    Minnesota, The Swanson Family:

    "Marriage is dignity, relationship credibility, recognition of human equality & respect. Full marriage rights are long overdue per my Midwest, rural Minnesota values.” —Jody

    Kentucky, The Linville Family:

    "The state of Kentucky has a constitutional amendment which only recognizes marriage between a man and a woman. This breaks my heart because if and when my daughter Audrey falls in love and is ready to marry and raise a family of her own, she will have to leave Kentucky and our family. We will be robbed of being a daily part of her life, and our grandchildren’s lives... and yet, as good parents, my husband and I will have to encourage her to do that so she can have all of the same legal protections of marriage that we have for ours. No parent should ever be put in that position." —Sandy Linville

    Ohio, The Horowitz Family:

    "I am a PFLAG dad. My daughter is a lesbian married to a transgender man. They live in Minnesota, where marriage equality recently became the law of the state. Unfortunately, Ohio law makes their marriage invalid in the state of our daughter's birth, keeping them from moving here where we and they would like to be. We need LGBT marriage to become recognized throughout the United States for our families, based on love, to be fully a part of our social structure."

    Oklahoma, The Holladay Family:

    Don (second from left) and Kay Holladay, with their older son, David Holladay (far right) and new son-in-law, Steven Hicks (middle). Also, their daughter, Becky (far left); and their son, Michael and daughter-in-law, Angela, and grandson, Nate. “The marriages of our children, straight and gay, have brought joy to our family.” —Don and Kay Holladay (married for 50 years).

    New York, The Bernstein Family:

    Dale Bernstein says, “This is Zack Bernstein (our son), Carole Gill (Aunt Doris' spouse), Doris Theiler, Rob Bennett (Zack's fiancé and our wonderful future son-in-law). When we lobbied in Albany, we thought of our 80-year-old Aunt Doris and her longtime partner Carole, who don't have the luxury of time waiting for lawmakers to get comfortable. We thought of our gay son, Zack, whose relationship wouldn't have the same legal blessing as his straight brother's. When marriage passed in New York, we were blessed to throw a wedding for Aunt Doris and Carole — both dear friends of Edie Windsor — back in October 2011. There wasn't a dry eye in the house!
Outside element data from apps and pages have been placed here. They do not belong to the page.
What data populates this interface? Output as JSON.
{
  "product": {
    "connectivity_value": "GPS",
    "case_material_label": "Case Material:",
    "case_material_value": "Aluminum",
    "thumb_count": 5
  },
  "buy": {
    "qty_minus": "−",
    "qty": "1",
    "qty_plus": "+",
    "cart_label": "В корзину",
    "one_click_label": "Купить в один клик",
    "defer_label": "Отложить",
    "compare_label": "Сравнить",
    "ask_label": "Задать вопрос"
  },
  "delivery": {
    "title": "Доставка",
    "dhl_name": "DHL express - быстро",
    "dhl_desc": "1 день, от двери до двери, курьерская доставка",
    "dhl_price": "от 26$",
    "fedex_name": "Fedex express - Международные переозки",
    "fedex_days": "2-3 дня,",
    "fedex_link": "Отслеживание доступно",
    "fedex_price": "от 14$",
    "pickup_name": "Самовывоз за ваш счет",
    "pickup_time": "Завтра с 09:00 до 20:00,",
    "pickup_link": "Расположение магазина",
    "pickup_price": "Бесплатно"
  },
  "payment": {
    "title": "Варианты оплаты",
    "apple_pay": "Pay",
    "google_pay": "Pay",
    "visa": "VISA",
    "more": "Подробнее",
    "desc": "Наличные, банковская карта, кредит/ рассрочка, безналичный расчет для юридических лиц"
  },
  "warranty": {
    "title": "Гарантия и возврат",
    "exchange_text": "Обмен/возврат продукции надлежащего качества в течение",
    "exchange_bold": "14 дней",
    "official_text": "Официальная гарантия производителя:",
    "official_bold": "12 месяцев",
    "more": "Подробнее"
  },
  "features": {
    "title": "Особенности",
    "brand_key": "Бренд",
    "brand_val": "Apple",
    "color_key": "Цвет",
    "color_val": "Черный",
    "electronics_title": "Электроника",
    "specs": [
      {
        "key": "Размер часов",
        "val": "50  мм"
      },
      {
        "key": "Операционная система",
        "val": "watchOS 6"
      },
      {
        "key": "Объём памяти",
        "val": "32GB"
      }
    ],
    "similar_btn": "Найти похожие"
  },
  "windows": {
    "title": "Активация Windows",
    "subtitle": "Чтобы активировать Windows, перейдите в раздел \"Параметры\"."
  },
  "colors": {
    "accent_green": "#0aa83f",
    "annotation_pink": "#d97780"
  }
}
Our son Zack and his partner Rob stood up for them...and we are now planning their wedding for September."

    Washington, The Reim-Ledbetter Family:

    “What a beautiful day, celebrating Rachel and Tammy with friends and family at their wedding reception! Tammy's dad Robert and I — and the rest of our families — hope for a day when their marriage will be legally recognized everywhere in this great nation." —Kathy Reim, mother/mother-in-law

    D.C., The Senter Family:

    “On June 25, 2011, in Washington, D.C., alongside our family and friends, we celebrated one of the happiest days of our lives — we got married. This photo was technically taken in Virginia, close enough in proximity to see D.C.'s beautiful landmarks, yet miles away from the District when it comes to marriage equality. We now live in Missouri, another state that will not recognize our legal marriage. Two years ago we vowed to love, support, and care for one another. We honor our marriage the same way whether we cross the river to Virginia or cross the country to Missouri; and the laws of the states should do the same.”

    Wyoming, The Lundberg-Leschin Family:

    "Giving same-sex marriages equal legal status strengthens families and the society as a whole. Our children can grow up feeling affirmed. Spouses need not live in fear of who will make their end-of-life decisions for them. Financial strains will be less of a burden on the couple AND the community as a whole. All relationships born out of love and commitment deserve to have their covenant (whether religious or secular) recognized as legitimate. We should always encourage love born out of mutual respect, caring, and commitment. These are the family values we should all be encouraging in our society."

    What would marriage equality mean to your family?